■ To do:
A single number is wanted: how many lines of the data below include the string "true"?

Records from a collection:
= Beginning of Section =

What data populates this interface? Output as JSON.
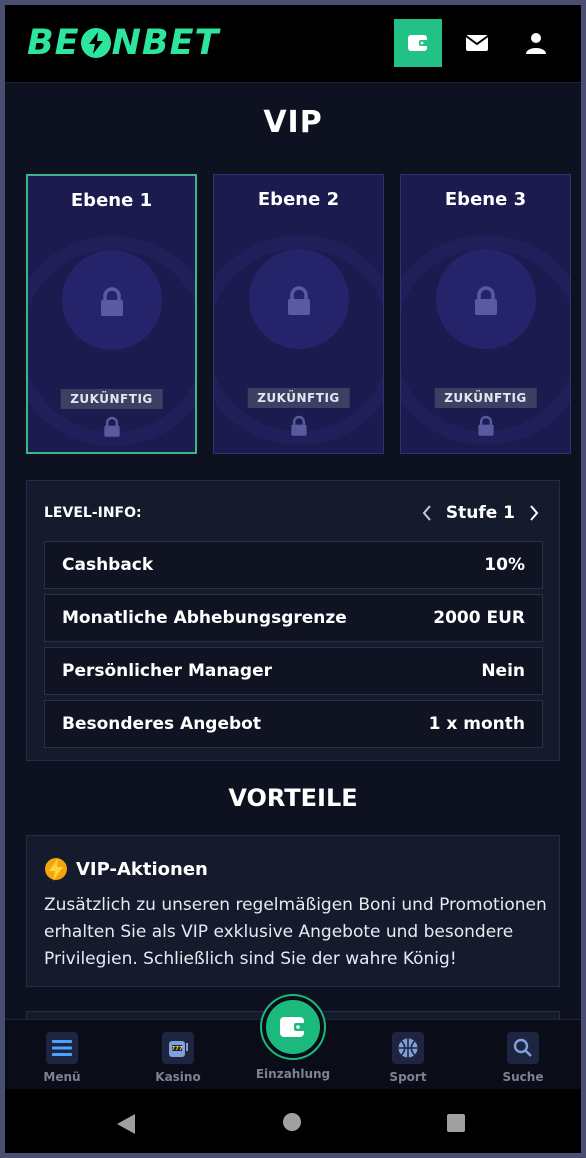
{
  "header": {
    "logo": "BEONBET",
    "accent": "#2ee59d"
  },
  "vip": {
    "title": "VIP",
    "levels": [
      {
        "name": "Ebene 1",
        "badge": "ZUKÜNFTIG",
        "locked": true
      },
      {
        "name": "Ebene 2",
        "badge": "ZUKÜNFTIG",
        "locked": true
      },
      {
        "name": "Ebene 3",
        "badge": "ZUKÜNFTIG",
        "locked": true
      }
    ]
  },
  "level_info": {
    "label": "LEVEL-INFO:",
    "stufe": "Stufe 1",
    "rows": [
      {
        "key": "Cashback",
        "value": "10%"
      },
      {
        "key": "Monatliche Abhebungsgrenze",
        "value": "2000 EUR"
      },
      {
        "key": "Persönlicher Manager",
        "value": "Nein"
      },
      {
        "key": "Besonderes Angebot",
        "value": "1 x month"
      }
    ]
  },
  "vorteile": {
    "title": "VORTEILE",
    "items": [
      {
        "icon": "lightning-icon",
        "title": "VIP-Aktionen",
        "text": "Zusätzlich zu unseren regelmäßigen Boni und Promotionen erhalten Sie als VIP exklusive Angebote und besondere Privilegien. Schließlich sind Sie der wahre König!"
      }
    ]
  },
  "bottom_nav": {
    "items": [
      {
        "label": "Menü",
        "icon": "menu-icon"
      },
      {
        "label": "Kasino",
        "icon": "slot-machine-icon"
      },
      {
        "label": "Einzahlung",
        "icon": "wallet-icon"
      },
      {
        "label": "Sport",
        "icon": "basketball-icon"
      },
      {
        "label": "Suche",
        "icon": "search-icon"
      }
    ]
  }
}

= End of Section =
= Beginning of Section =

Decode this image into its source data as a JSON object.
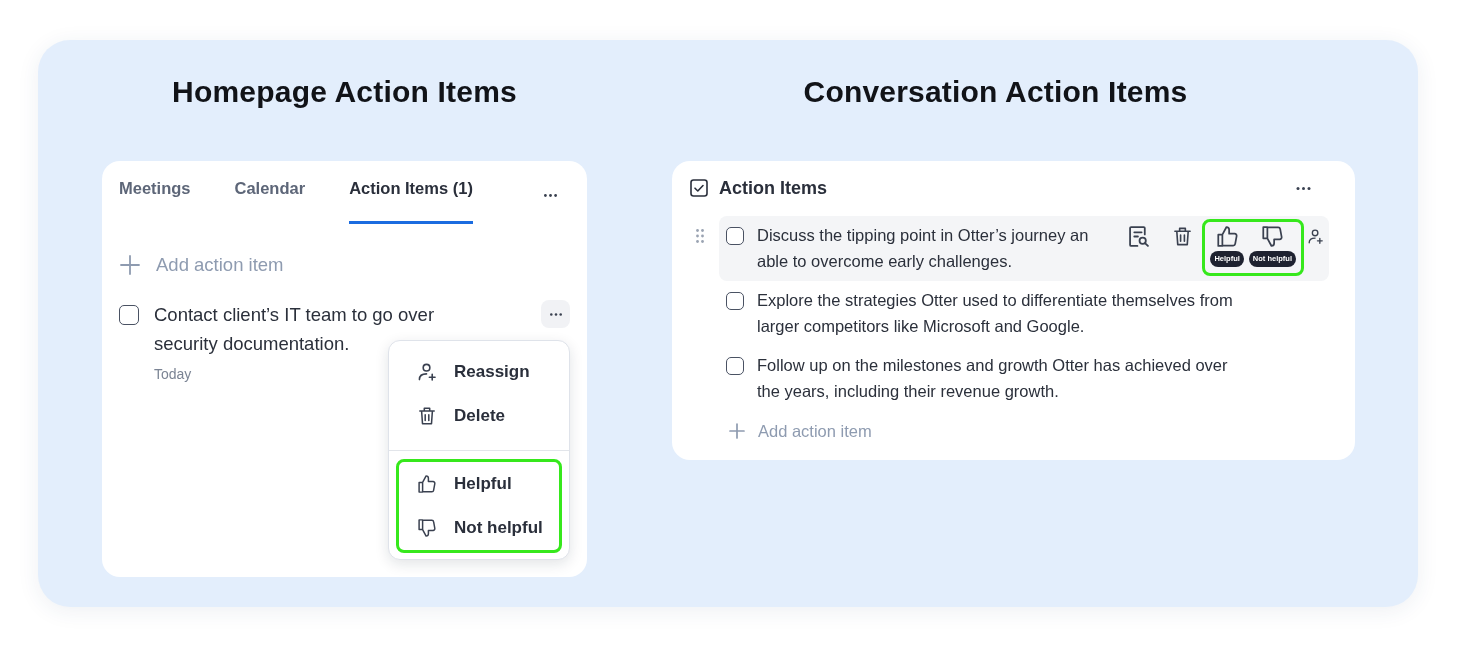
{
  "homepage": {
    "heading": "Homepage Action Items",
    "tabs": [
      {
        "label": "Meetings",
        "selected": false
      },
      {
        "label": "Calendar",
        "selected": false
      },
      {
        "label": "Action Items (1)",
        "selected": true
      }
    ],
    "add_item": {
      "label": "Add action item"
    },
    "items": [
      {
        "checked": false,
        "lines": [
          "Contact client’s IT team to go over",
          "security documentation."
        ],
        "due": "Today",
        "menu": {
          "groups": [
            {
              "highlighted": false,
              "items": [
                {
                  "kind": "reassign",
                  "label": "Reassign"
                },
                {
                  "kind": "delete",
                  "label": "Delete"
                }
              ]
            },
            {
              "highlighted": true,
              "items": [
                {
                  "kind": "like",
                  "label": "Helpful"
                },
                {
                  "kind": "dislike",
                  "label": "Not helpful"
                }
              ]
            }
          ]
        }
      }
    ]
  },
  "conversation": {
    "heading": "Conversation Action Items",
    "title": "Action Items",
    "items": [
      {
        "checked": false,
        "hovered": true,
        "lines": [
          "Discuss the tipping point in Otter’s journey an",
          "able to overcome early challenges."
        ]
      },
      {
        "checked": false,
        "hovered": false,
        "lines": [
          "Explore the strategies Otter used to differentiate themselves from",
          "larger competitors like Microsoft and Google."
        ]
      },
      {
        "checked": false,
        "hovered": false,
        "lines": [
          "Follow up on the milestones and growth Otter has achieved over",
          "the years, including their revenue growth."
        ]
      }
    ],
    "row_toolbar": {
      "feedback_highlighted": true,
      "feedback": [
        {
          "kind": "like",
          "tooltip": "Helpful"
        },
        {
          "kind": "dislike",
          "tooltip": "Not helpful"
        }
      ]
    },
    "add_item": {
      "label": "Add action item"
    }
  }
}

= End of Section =

■ Written reply:
7